There follows a decent-sized compendium of sample Threats. The best bit here is that each entry represents not a single type of creature, but an overarching category (like “werewolf” or “vampire”) that can have numerous breeds or strains. Though each type has a fundamental Power and Price shared by all its members, additional Powers and Prices can vary considerably, allowing GMs to tailor menaces to each scenario and keeping players on their toes, since even similar threats may have new surprises in store. Additionally, each type of threat is statted up in multiple levels of power – minion, lieutenant, and/or villain, as appropriate. (Some creatures are too weak to have villain-types or too powerful to have minion-types.) A few types include a “feature villain,” a fully-statted-out individual character ready to challenge a band of Witch Hunters. Though there’s not room to include an entire “monster manual” in the core book (a Grand Tome of Adversaries is on the schedule), the customizability of the sample creatures and the ease of making up one’s own foes and threats with the generation system provided should allow any Grand Master to challenge his Witch Hunters for a good long time.
Next is a section of “threat talents,” talents not available to PC Witch Hunters but provided for use with supernatural foes. Most of these talents represent physical traits unique to nonhuman creatures (claws, fangs, large or small size, etc.).
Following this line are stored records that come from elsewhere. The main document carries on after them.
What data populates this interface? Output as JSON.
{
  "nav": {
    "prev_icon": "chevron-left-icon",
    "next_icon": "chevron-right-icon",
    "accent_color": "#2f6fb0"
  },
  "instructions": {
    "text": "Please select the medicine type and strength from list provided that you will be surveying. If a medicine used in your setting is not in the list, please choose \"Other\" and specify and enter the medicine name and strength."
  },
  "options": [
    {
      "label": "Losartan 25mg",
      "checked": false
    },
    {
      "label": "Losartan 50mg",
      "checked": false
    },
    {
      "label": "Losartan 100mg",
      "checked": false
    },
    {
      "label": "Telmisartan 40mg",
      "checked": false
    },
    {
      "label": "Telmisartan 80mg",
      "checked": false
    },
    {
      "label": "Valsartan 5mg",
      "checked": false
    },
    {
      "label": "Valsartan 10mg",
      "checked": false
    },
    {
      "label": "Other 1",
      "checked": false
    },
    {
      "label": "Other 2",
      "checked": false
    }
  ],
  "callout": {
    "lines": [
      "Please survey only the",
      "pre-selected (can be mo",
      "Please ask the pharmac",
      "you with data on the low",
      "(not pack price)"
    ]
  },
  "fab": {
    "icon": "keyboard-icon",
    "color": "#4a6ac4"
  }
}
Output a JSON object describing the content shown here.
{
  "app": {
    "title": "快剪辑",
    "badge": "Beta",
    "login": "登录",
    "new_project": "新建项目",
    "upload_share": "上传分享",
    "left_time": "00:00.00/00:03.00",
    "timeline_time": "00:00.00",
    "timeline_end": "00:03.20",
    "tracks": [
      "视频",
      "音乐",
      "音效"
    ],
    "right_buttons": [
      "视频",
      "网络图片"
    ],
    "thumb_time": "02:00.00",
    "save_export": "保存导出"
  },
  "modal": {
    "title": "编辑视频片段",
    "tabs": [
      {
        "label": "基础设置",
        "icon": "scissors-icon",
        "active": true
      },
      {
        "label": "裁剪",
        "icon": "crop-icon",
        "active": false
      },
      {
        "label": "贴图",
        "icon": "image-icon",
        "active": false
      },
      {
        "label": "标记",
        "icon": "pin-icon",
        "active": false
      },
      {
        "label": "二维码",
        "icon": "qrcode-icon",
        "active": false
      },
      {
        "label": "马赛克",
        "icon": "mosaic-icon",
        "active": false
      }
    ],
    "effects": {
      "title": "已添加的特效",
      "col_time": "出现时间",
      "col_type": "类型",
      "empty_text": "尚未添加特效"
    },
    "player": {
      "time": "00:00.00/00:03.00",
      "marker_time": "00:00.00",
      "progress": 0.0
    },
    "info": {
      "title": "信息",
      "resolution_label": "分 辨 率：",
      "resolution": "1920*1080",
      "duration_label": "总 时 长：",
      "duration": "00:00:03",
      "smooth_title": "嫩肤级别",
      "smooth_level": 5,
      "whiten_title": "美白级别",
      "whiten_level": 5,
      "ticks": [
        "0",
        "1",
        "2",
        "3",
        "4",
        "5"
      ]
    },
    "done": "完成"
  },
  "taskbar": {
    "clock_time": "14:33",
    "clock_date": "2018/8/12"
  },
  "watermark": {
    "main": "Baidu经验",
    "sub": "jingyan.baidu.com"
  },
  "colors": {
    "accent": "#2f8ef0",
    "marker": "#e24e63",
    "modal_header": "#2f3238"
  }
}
“Villainous Sorcery” is the next section of the book. Like the Circles of Sorcery chapter for Witch Hunters, this section covers three wicked Magical Traditions used by the servants of the Adversary.
Diabolism is the Tradition practiced by those who have sold their souls piece-by-piece to the Adversary. Relying primarily on the Personality ability, its rites include summoning circles, portals to Hell, and words and gestures so blasphemous that merely to perceive them causes harm.
Necromancy is the forbidden study of the borderland between life and death, a Tradition that relies primarily on the Reason ability. Its rites include the calling up and entrapping of ghosts; the raising of corpses in various vile forms; and the projection of the necromancer’s own soul from his physical shell.
Witchcraft is a simple and seductive folk-magic Tradition. Its rites rely on the Intuition ability, and include charms and hexes, scrying, unnatural flight, and even the ability to change one’s form.
Details on the various supernatural Powers and Prices round out the chapter and conclude the book, except for the character sheet and a single-page advertisement (for the Dark Providence “living campaign” and two upcoming products, the Grand Master’s Screen and the Grand Tome of Adversaries)>
I really like Witch Hunter. The setting is rich and atmospheric, drawing on just the right mix of history and fantasy. The system seems simple to use, even if there are a few tweaks I might make here and there. The repeated reinforcement of the core themes and elements of the game – both at the beginning of the book and in the GMing chapter – is quite welcome, and helps me to understand what the designers are going for with the game. The magical and fighting traditions are flavorful, and I love that they remembered to include snazzy abilities for non-magic-wielders. The threat-creation rules are just wonderful, filling me with ideas for evil menaces with which to challenge a doughty band of Witch Hunters. I look forward to Paradigm Concepts’ future releases for the system, and wish the game a long and successful life.